The entries that follow need to be printed exactly as they are, minus any pictures.

> _Exercise inputs_:
↓↓↓

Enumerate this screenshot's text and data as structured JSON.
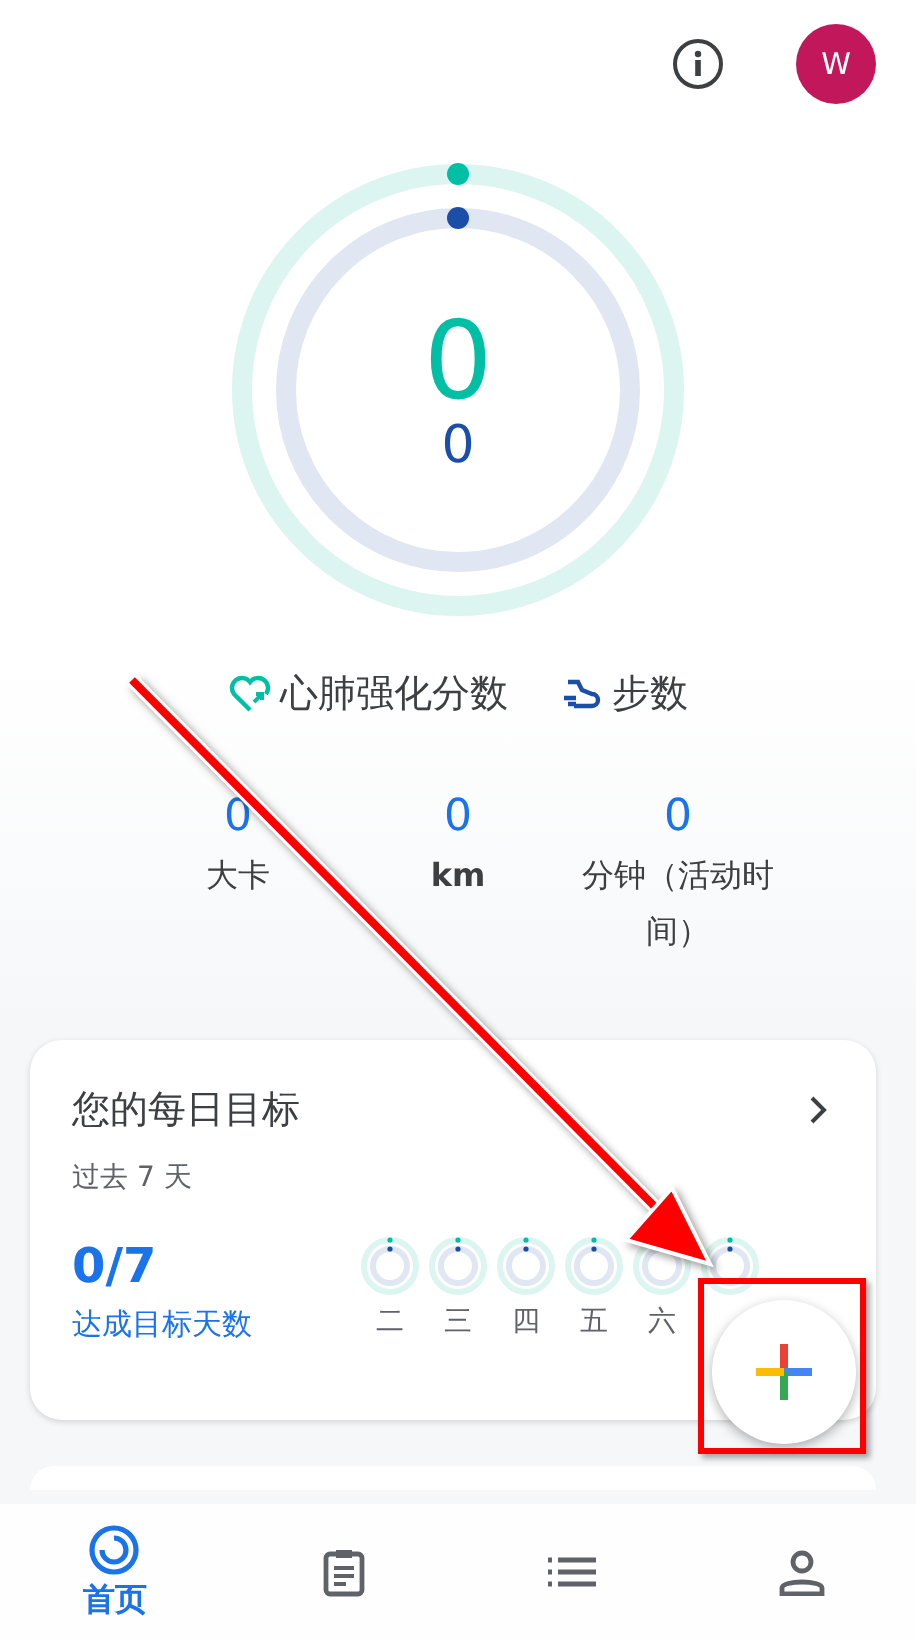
{
  "header": {
    "avatar": "W"
  },
  "rings": {
    "heart_points": {
      "value": "0",
      "level": 0
    },
    "steps": {
      "value": "0",
      "level": 0
    }
  },
  "legend": [
    {
      "kind": "heart",
      "label": "心肺强化分数"
    },
    {
      "kind": "steps",
      "label": "步数"
    }
  ],
  "stats": [
    {
      "value": "0",
      "label": "大卡",
      "bold": false
    },
    {
      "value": "0",
      "label": "km",
      "bold": true
    },
    {
      "value": "0",
      "label": "分钟（活动时间）",
      "bold": false
    }
  ],
  "daily_goal": {
    "title": "您的每日目标",
    "subtitle": "过去 7 天",
    "count": "0/7",
    "caption": "达成目标天数",
    "days": [
      {
        "label": "二",
        "level": 0
      },
      {
        "label": "三",
        "level": 0
      },
      {
        "label": "四",
        "level": 0
      },
      {
        "label": "五",
        "level": 0
      },
      {
        "label": "六",
        "level": 0
      },
      {
        "level": 0
      }
    ]
  },
  "weekly_goal": {
    "visible": true
  },
  "nav": [
    {
      "kind": "home",
      "label": "首页",
      "selected": true
    },
    {
      "kind": "journal",
      "selected": false
    },
    {
      "kind": "list",
      "selected": false
    },
    {
      "kind": "profile",
      "selected": false
    }
  ]
}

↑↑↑

> _Exercise output_:
Enumerate this screenshot's text and data as structured JSON.
{
  "header": {
    "avatar": "W"
  },
  "rings": {
    "heart_points": {
      "value": "0",
      "level": 0
    },
    "steps": {
      "value": "0",
      "level": 0
    }
  },
  "legend": [
    {
      "kind": "heart",
      "label": "心肺强化分数"
    },
    {
      "kind": "steps",
      "label": "步数"
    }
  ],
  "stats": [
    {
      "value": "0",
      "label": "大卡",
      "bold": false
    },
    {
      "value": "0",
      "label": "km",
      "bold": true
    },
    {
      "value": "0",
      "label": "分钟（活动时间）",
      "bold": false
    }
  ],
  "daily_goal": {
    "title": "您的每日目标",
    "subtitle": "过去 7 天",
    "count": "0/7",
    "caption": "达成目标天数",
    "days": [
      {
        "label": "二",
        "level": 0
      },
      {
        "label": "三",
        "level": 0
      },
      {
        "label": "四",
        "level": 0
      },
      {
        "label": "五",
        "level": 0
      },
      {
        "label": "六",
        "level": 0
      },
      {
        "level": 0
      }
    ]
  },
  "weekly_goal": {
    "visible": true
  },
  "nav": [
    {
      "kind": "home",
      "label": "首页",
      "selected": true
    },
    {
      "kind": "journal",
      "selected": false
    },
    {
      "kind": "list",
      "selected": false
    },
    {
      "kind": "profile",
      "selected": false
    }
  ]
}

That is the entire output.